In Singapore, we are looking to double our reporting team by this year-end to comprehensively cover the fast-moving world of funded startups and VC, PE & M&A deals. We want reporters who can tell our readers what is really happening in these sectors and why it matters to markets, companies and consumers. The ability to write precisely and urgently is crucial for these roles. Ideal candidates must have to ability to work in a collaborative, dynamic, and fast-changing environment. We want our new hires to be digitally savvy and ready to experiment with new forms of storytelling. Most importantly, we are looking for hard-hitting reporters who work well in a team. Collaboration and collegiality are a must.

Following vacancies can be applied for (only in Singapore).

Following vacancies can be applied for (only in Singapore).   
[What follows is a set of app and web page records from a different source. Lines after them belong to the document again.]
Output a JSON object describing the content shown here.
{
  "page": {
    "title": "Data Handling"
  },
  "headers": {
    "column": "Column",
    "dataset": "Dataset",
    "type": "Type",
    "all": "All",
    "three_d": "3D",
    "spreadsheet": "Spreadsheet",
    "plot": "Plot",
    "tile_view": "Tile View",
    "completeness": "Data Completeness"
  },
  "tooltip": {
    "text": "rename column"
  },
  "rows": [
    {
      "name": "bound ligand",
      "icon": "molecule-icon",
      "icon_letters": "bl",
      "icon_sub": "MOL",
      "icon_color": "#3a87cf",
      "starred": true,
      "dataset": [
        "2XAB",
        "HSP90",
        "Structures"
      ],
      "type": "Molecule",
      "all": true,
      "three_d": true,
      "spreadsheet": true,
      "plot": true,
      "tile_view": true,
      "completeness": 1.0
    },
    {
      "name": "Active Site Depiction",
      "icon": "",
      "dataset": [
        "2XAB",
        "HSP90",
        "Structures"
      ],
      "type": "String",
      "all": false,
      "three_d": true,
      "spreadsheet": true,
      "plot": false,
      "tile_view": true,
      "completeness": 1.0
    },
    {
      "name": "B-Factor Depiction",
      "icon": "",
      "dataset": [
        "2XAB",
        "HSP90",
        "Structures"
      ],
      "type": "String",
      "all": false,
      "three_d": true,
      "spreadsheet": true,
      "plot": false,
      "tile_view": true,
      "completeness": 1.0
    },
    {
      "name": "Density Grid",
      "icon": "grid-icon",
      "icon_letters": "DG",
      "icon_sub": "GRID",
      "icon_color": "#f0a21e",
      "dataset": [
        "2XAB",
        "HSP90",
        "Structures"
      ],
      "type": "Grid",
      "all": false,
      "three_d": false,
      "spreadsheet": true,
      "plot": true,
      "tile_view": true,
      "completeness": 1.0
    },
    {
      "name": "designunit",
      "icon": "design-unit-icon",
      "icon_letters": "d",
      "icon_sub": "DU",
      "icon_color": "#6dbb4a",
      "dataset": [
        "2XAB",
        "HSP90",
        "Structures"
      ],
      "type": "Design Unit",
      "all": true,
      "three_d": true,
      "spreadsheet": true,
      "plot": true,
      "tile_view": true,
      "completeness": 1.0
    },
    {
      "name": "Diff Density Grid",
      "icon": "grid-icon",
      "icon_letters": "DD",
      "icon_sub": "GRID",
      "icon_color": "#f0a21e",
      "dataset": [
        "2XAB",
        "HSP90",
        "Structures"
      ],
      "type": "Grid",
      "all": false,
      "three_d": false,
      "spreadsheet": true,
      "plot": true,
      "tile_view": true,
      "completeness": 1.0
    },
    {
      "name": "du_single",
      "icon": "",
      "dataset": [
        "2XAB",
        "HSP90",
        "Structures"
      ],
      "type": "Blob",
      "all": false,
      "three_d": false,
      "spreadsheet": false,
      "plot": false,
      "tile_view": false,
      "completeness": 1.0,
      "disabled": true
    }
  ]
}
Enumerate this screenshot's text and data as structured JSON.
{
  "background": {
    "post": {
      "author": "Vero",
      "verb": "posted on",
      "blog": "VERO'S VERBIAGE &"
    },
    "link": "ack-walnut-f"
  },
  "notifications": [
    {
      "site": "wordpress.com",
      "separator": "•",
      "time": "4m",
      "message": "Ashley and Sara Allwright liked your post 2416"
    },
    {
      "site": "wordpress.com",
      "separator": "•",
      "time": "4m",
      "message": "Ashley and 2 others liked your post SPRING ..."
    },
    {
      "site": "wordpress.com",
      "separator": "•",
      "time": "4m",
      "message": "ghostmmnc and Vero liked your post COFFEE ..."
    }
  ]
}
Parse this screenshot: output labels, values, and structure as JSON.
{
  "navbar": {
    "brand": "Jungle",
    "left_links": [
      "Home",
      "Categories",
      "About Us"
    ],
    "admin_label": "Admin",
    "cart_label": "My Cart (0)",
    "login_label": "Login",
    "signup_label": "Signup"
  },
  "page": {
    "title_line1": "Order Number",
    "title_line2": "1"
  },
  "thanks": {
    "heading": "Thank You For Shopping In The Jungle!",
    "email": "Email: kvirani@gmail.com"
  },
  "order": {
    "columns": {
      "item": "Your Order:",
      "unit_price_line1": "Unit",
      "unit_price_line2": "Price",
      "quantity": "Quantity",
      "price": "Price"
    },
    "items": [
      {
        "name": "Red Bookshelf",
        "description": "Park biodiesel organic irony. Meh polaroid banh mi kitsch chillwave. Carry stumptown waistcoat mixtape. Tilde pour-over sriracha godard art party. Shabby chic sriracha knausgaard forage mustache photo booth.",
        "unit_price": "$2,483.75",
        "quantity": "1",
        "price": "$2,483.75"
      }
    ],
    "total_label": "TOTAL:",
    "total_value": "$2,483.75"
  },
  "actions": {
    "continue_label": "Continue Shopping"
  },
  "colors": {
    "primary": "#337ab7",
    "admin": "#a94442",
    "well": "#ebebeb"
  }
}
  • A reporter to track companies/startups that have raised private capital, and have the potential to become unicorns. SEA currently has over 40 companies with a valuation of over $100 million and under $1 billion.
  • A reporter who can get behind the scenes and reveal how funding rounds are put together, or why they’ve failed to materialise. She/he in this role will largely focus on long-format stories. 
  • A journalist to track special situations funds, distressed debt and private credit (from the PE angle) across Asia.